We Need Diverse Teachers, and a Ladder to Climb

By Angelina Burrows and Shaneka Burnett

In recent months, U.S. Education Secretary John King Jr. raised the important issue of diversity in the teaching workforce and the importance of recruiting and retaining more teachers of color, particularly as student populations grow more diverse.

Although we work in separate states (Indiana and Louisiana), we are both teachers of color serving high-need student populations. As master teachers that focus on math, we address both student and teacher needs.

While it is essential that we work to recruit more teachers of color, these teachers will be most successful when they work in schools that make it a priority to support all teachers in strategically reaching every student. This includes a multicultural curriculum which provides students with rigorous learning opportunities to problem solve using situations that affect their day to day lives.

When we support all teachers in reaching students, we ease what Secretary King calls the “invisible tax” by sharing the responsibility of communicating and building relationships.

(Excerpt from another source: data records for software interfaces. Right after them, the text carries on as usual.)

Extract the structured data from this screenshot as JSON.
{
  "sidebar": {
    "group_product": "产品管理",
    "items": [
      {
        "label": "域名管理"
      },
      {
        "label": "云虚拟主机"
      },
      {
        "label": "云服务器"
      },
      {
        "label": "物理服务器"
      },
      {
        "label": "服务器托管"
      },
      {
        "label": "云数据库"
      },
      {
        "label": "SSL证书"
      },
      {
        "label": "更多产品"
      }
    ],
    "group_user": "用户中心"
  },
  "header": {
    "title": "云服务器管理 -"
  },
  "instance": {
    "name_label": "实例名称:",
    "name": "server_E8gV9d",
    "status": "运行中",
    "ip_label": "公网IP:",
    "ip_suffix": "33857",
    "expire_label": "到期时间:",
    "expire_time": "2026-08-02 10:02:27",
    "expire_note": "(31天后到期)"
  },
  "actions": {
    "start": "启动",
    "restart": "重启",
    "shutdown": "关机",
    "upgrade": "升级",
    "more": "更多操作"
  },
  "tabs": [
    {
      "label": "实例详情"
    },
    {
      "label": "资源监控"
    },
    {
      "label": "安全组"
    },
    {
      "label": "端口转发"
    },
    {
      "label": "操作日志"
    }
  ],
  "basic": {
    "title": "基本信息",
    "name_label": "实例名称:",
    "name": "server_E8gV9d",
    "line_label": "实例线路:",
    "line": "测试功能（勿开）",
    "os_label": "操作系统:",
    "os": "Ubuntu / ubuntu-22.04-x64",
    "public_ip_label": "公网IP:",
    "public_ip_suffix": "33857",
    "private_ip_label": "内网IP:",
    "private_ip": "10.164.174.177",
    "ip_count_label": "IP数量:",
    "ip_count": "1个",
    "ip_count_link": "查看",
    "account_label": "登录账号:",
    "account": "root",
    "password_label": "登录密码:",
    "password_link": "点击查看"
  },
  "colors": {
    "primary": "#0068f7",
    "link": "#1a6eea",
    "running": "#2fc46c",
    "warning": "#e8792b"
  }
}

For example, we may facilitate a professional development session focused on teacher practices that incorporate student interest and cultural heritage. When a teacher incorporates student interest in a lesson, it opens the door for relationships to be built.

In addition to coaching teachers to tailor the curriculum to meet the needs of diverse students, our districts have supported the development of teacher leadership roles and a school structure providing the time, resources and authority to make these opportunities meaningful and impactful. Working with the National Institute for Excellence in Teaching, we have put in place a system that trains and supports teacher leaders in each building to provide job-embedded professional learning and coaching to colleagues based on their specific needs, and those of their students.

This leadership structure requires teachers to work collaboratively and allows for the opportunity to coach and support ALL teachers in building relationships, making connections and ensuring content is meaningful and relevant. When teachers respect and learn about cultural differences, it promotes classroom environments where students feel safe to share their experiences and learn from others. This system of ongoing support and teamwork has helped our districts to attract and retain more effective teachers, including teachers of color, to our highest-need schools. This support has allowed all teachers to be seen as experts on the concerns of cultural diversity on their campuses.

A system of teacher leadership also creates opportunities for teachers to grow professionally, increasing our responsibilities, leadership and compensation, and making it more rewarding to teach in a high-need school. Leadership roles and responsibilities help to retain effective educators who want to take on new challenges but remain connected to classrooms and students.

Thankfully, there is growing momentum to provide teachers with these opportunities. A national coalition called TeachStrong has united more than 60 education organizations dedicated to modernizing and elevating the teaching profession. The group’s first policy proposal — released in May — calls for more intentional recruitment of diverse candidates. They have another policy proposal forthcoming that focuses explicitly on the need for career ladders.

This commitment to building teacher leadership into school budgets, schedules and culture has been a successful model in our districts for supporting all teachers to make deeper connections with students of color, to support high expectations for their learning, to close achievement gaps, to ensure all students have an effective classroom teacher and are being prepared for success in college and career.

Angelina Burrows teaches in the School City of Hammond District, 20 miles south of Chicago.

Shaneka Burnett teaches in the Ascension Parish School District, 20 miles south of Baton Rouge, Louisiana.